TRY IT: Copy out the entries below precisely; nothing is to be omitted.

------ DATASET EXCERPTS

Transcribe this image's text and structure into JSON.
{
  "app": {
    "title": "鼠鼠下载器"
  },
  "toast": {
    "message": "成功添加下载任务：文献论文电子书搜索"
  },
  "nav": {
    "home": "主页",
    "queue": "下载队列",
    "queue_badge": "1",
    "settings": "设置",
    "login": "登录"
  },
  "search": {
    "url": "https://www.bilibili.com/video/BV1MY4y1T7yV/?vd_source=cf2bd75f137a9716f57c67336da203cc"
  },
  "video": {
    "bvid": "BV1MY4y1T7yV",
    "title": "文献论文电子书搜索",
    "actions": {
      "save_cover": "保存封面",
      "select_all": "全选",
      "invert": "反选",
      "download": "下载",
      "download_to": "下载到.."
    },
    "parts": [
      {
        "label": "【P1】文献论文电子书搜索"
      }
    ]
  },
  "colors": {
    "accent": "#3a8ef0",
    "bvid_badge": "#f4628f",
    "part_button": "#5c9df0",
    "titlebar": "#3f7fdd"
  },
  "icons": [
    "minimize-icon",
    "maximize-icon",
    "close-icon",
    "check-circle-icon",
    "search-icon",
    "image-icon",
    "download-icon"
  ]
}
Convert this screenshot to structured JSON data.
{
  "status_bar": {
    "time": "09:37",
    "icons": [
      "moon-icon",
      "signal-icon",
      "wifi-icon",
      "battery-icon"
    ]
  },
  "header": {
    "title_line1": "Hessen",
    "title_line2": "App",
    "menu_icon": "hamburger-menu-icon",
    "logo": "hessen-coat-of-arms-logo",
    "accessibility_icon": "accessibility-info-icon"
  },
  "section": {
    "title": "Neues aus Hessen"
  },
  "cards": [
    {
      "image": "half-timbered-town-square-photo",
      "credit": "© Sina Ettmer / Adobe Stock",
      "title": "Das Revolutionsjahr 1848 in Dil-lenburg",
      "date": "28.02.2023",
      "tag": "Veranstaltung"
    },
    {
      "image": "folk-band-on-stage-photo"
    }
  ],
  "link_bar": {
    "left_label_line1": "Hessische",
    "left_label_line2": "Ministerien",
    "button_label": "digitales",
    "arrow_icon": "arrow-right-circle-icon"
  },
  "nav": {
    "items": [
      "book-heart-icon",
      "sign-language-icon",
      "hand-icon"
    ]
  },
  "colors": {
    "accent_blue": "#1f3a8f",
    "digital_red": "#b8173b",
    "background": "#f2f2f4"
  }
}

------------

WORKED SOLUTION:
Transcribe this image's text and structure into JSON.
{
  "app": {
    "title": "鼠鼠下载器"
  },
  "toast": {
    "message": "成功添加下载任务：文献论文电子书搜索"
  },
  "nav": {
    "home": "主页",
    "queue": "下载队列",
    "queue_badge": "1",
    "settings": "设置",
    "login": "登录"
  },
  "search": {
    "url": "https://www.bilibili.com/video/BV1MY4y1T7yV/?vd_source=cf2bd75f137a9716f57c67336da203cc"
  },
  "video": {
    "bvid": "BV1MY4y1T7yV",
    "title": "文献论文电子书搜索",
    "actions": {
      "save_cover": "保存封面",
      "select_all": "全选",
      "invert": "反选",
      "download": "下载",
      "download_to": "下载到.."
    },
    "parts": [
      {
        "label": "【P1】文献论文电子书搜索"
      }
    ]
  },
  "colors": {
    "accent": "#3a8ef0",
    "bvid_badge": "#f4628f",
    "part_button": "#5c9df0",
    "titlebar": "#3f7fdd"
  },
  "icons": [
    "minimize-icon",
    "maximize-icon",
    "close-icon",
    "check-circle-icon",
    "search-icon",
    "image-icon",
    "download-icon"
  ]
}
Convert this screenshot to structured JSON data.
{
  "status_bar": {
    "time": "09:37",
    "icons": [
      "moon-icon",
      "signal-icon",
      "wifi-icon",
      "battery-icon"
    ]
  },
  "header": {
    "title_line1": "Hessen",
    "title_line2": "App",
    "menu_icon": "hamburger-menu-icon",
    "logo": "hessen-coat-of-arms-logo",
    "accessibility_icon": "accessibility-info-icon"
  },
  "section": {
    "title": "Neues aus Hessen"
  },
  "cards": [
    {
      "image": "half-timbered-town-square-photo",
      "credit": "© Sina Ettmer / Adobe Stock",
      "title": "Das Revolutionsjahr 1848 in Dil-lenburg",
      "date": "28.02.2023",
      "tag": "Veranstaltung"
    },
    {
      "image": "folk-band-on-stage-photo"
    }
  ],
  "link_bar": {
    "left_label_line1": "Hessische",
    "left_label_line2": "Ministerien",
    "button_label": "digitales",
    "arrow_icon": "arrow-right-circle-icon"
  },
  "nav": {
    "items": [
      "book-heart-icon",
      "sign-language-icon",
      "hand-icon"
    ]
  },
  "colors": {
    "accent_blue": "#1f3a8f",
    "digital_red": "#b8173b",
    "background": "#f2f2f4"
  }
}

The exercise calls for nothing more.